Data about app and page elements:
_ _ _

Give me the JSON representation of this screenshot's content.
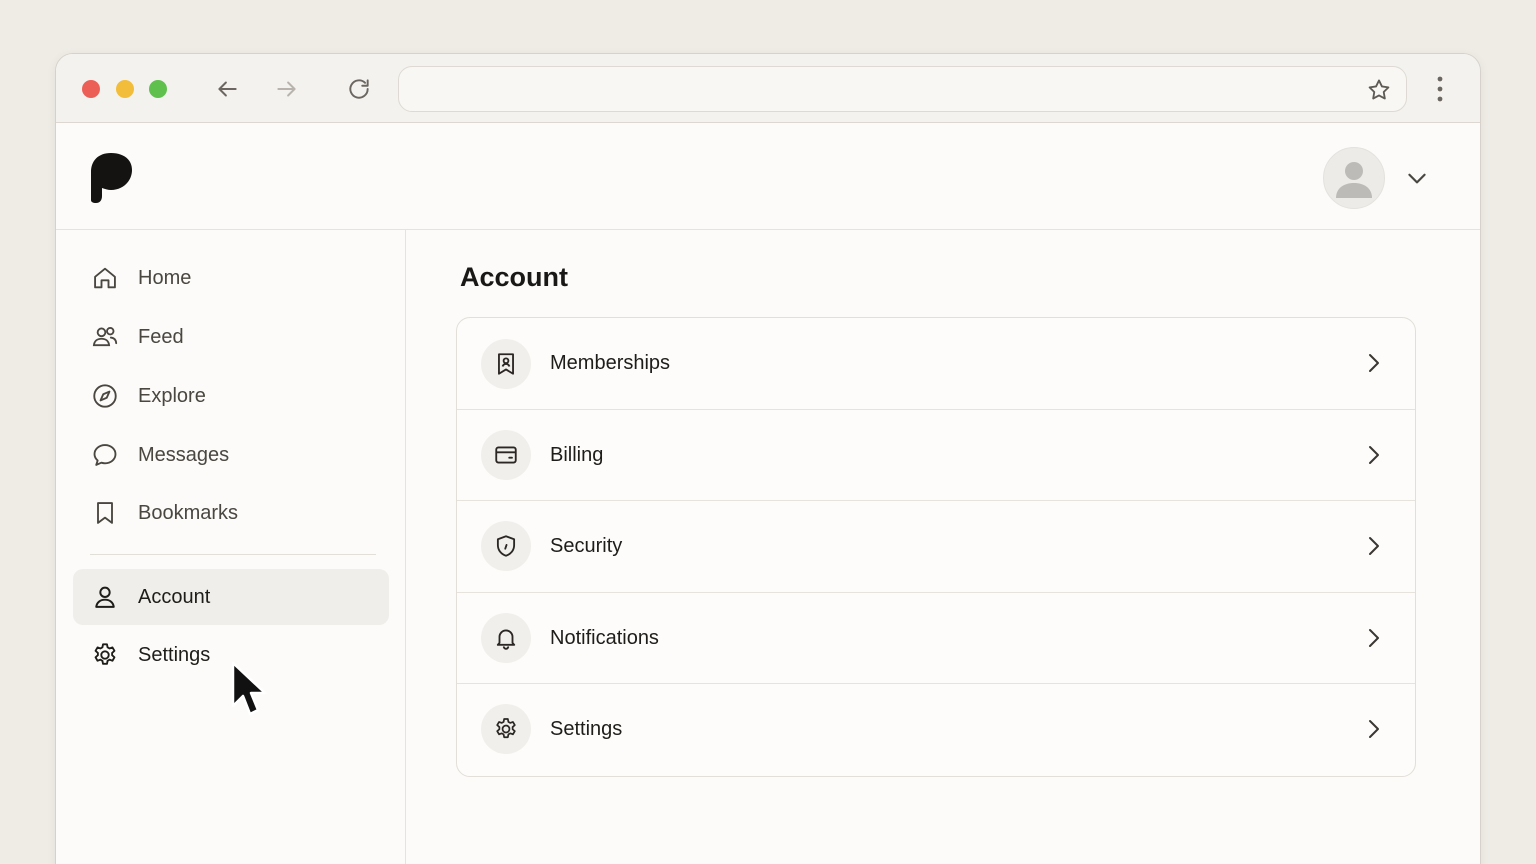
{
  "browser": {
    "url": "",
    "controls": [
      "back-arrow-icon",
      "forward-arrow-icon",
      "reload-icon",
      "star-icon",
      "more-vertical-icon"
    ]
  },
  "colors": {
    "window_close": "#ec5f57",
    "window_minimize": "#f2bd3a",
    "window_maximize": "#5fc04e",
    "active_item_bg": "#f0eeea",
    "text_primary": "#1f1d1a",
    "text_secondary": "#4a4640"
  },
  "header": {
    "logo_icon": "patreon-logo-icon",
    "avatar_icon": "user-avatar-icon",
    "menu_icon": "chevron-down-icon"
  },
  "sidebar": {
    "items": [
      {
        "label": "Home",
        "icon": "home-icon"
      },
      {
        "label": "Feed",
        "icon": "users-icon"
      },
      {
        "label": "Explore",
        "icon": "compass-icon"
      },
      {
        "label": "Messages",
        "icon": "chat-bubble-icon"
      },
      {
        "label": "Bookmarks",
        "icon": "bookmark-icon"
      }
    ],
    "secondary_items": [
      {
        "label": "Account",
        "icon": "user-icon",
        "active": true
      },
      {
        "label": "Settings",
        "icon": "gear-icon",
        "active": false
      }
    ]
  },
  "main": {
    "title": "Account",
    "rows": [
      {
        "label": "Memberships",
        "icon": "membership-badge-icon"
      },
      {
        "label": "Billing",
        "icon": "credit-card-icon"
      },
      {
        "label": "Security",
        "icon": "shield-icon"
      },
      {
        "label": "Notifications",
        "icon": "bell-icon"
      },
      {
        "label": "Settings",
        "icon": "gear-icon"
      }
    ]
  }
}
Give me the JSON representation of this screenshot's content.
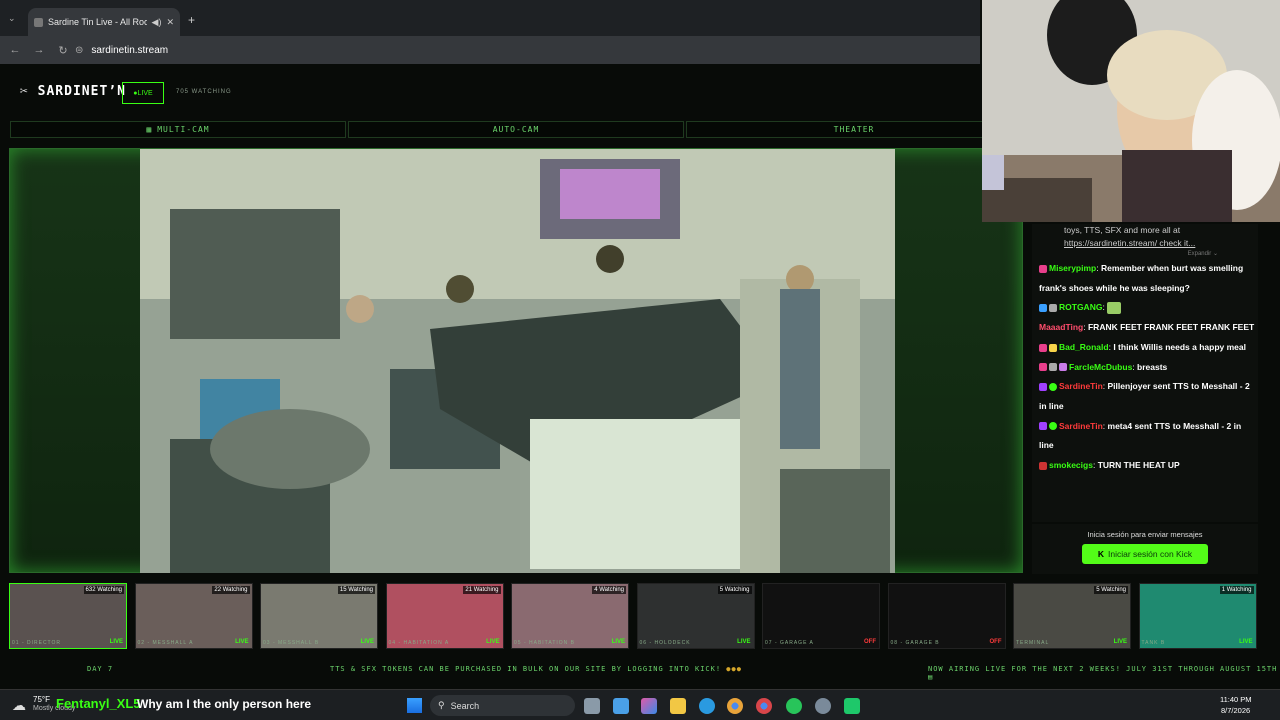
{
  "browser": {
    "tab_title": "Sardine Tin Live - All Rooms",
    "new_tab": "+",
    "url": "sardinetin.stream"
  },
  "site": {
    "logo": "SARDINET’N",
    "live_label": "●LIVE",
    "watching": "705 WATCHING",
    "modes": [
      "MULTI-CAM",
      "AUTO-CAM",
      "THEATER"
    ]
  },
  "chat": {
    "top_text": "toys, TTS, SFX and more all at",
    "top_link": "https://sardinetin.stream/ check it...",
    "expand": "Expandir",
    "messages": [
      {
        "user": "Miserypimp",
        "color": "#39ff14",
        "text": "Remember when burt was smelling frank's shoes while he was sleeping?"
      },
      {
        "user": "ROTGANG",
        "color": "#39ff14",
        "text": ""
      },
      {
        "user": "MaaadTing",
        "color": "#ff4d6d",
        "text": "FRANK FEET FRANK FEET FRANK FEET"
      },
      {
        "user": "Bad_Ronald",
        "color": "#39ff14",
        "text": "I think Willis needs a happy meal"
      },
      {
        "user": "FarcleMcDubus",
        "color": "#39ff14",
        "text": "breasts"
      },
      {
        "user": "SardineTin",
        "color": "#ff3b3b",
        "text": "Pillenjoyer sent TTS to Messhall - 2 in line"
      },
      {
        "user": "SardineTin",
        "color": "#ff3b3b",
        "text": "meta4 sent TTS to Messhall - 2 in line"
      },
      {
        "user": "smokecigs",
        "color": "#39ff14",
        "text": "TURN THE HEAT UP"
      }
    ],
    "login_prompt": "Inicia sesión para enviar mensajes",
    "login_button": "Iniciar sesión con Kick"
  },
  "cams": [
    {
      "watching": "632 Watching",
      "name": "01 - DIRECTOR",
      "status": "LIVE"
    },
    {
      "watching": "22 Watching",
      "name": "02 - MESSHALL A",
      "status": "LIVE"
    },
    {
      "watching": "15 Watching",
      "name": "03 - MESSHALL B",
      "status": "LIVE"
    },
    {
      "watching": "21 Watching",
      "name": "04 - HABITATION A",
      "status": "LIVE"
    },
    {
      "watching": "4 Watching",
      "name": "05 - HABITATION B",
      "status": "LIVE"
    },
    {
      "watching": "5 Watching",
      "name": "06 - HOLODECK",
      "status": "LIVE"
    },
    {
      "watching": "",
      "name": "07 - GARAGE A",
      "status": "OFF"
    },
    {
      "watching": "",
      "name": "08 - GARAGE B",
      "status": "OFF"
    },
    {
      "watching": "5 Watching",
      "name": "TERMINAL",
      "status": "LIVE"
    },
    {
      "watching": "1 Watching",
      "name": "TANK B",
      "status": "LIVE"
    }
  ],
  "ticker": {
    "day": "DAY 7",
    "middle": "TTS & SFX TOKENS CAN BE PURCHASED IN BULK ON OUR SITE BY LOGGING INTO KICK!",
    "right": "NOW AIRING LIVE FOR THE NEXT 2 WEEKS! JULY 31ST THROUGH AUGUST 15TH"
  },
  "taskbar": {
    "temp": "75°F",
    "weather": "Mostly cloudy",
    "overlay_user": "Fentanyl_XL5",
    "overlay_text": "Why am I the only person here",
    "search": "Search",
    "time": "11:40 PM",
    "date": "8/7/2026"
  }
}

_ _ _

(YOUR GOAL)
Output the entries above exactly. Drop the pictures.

(YOUR RESPONSE)
Give me the JSON representation of this screenshot's content.
{
  "browser": {
    "url": "",
    "controls": [
      "back-arrow-icon",
      "forward-arrow-icon",
      "reload-icon",
      "star-icon",
      "more-vertical-icon"
    ]
  },
  "colors": {
    "window_close": "#ec5f57",
    "window_minimize": "#f2bd3a",
    "window_maximize": "#5fc04e",
    "active_item_bg": "#f0eeea",
    "text_primary": "#1f1d1a",
    "text_secondary": "#4a4640"
  },
  "header": {
    "logo_icon": "patreon-logo-icon",
    "avatar_icon": "user-avatar-icon",
    "menu_icon": "chevron-down-icon"
  },
  "sidebar": {
    "items": [
      {
        "label": "Home",
        "icon": "home-icon"
      },
      {
        "label": "Feed",
        "icon": "users-icon"
      },
      {
        "label": "Explore",
        "icon": "compass-icon"
      },
      {
        "label": "Messages",
        "icon": "chat-bubble-icon"
      },
      {
        "label": "Bookmarks",
        "icon": "bookmark-icon"
      }
    ],
    "secondary_items": [
      {
        "label": "Account",
        "icon": "user-icon",
        "active": true
      },
      {
        "label": "Settings",
        "icon": "gear-icon",
        "active": false
      }
    ]
  },
  "main": {
    "title": "Account",
    "rows": [
      {
        "label": "Memberships",
        "icon": "membership-badge-icon"
      },
      {
        "label": "Billing",
        "icon": "credit-card-icon"
      },
      {
        "label": "Security",
        "icon": "shield-icon"
      },
      {
        "label": "Notifications",
        "icon": "bell-icon"
      },
      {
        "label": "Settings",
        "icon": "gear-icon"
      }
    ]
  }
}
Give me the JSON representation of this screenshot's content.
{
  "browser": {
    "tab_title": "Sardine Tin Live - All Rooms",
    "new_tab": "+",
    "url": "sardinetin.stream"
  },
  "site": {
    "logo": "SARDINET’N",
    "live_label": "●LIVE",
    "watching": "705 WATCHING",
    "modes": [
      "MULTI-CAM",
      "AUTO-CAM",
      "THEATER"
    ]
  },
  "chat": {
    "top_text": "toys, TTS, SFX and more all at",
    "top_link": "https://sardinetin.stream/ check it...",
    "expand": "Expandir",
    "messages": [
      {
        "user": "Miserypimp",
        "color": "#39ff14",
        "text": "Remember when burt was smelling frank's shoes while he was sleeping?"
      },
      {
        "user": "ROTGANG",
        "color": "#39ff14",
        "text": ""
      },
      {
        "user": "MaaadTing",
        "color": "#ff4d6d",
        "text": "FRANK FEET FRANK FEET FRANK FEET"
      },
      {
        "user": "Bad_Ronald",
        "color": "#39ff14",
        "text": "I think Willis needs a happy meal"
      },
      {
        "user": "FarcleMcDubus",
        "color": "#39ff14",
        "text": "breasts"
      },
      {
        "user": "SardineTin",
        "color": "#ff3b3b",
        "text": "Pillenjoyer sent TTS to Messhall - 2 in line"
      },
      {
        "user": "SardineTin",
        "color": "#ff3b3b",
        "text": "meta4 sent TTS to Messhall - 2 in line"
      },
      {
        "user": "smokecigs",
        "color": "#39ff14",
        "text": "TURN THE HEAT UP"
      }
    ],
    "login_prompt": "Inicia sesión para enviar mensajes",
    "login_button": "Iniciar sesión con Kick"
  },
  "cams": [
    {
      "watching": "632 Watching",
      "name": "01 - DIRECTOR",
      "status": "LIVE"
    },
    {
      "watching": "22 Watching",
      "name": "02 - MESSHALL A",
      "status": "LIVE"
    },
    {
      "watching": "15 Watching",
      "name": "03 - MESSHALL B",
      "status": "LIVE"
    },
    {
      "watching": "21 Watching",
      "name": "04 - HABITATION A",
      "status": "LIVE"
    },
    {
      "watching": "4 Watching",
      "name": "05 - HABITATION B",
      "status": "LIVE"
    },
    {
      "watching": "5 Watching",
      "name": "06 - HOLODECK",
      "status": "LIVE"
    },
    {
      "watching": "",
      "name": "07 - GARAGE A",
      "status": "OFF"
    },
    {
      "watching": "",
      "name": "08 - GARAGE B",
      "status": "OFF"
    },
    {
      "watching": "5 Watching",
      "name": "TERMINAL",
      "status": "LIVE"
    },
    {
      "watching": "1 Watching",
      "name": "TANK B",
      "status": "LIVE"
    }
  ],
  "ticker": {
    "day": "DAY 7",
    "middle": "TTS & SFX TOKENS CAN BE PURCHASED IN BULK ON OUR SITE BY LOGGING INTO KICK!",
    "right": "NOW AIRING LIVE FOR THE NEXT 2 WEEKS! JULY 31ST THROUGH AUGUST 15TH"
  },
  "taskbar": {
    "temp": "75°F",
    "weather": "Mostly cloudy",
    "overlay_user": "Fentanyl_XL5",
    "overlay_text": "Why am I the only person here",
    "search": "Search",
    "time": "11:40 PM",
    "date": "8/7/2026"
  }
}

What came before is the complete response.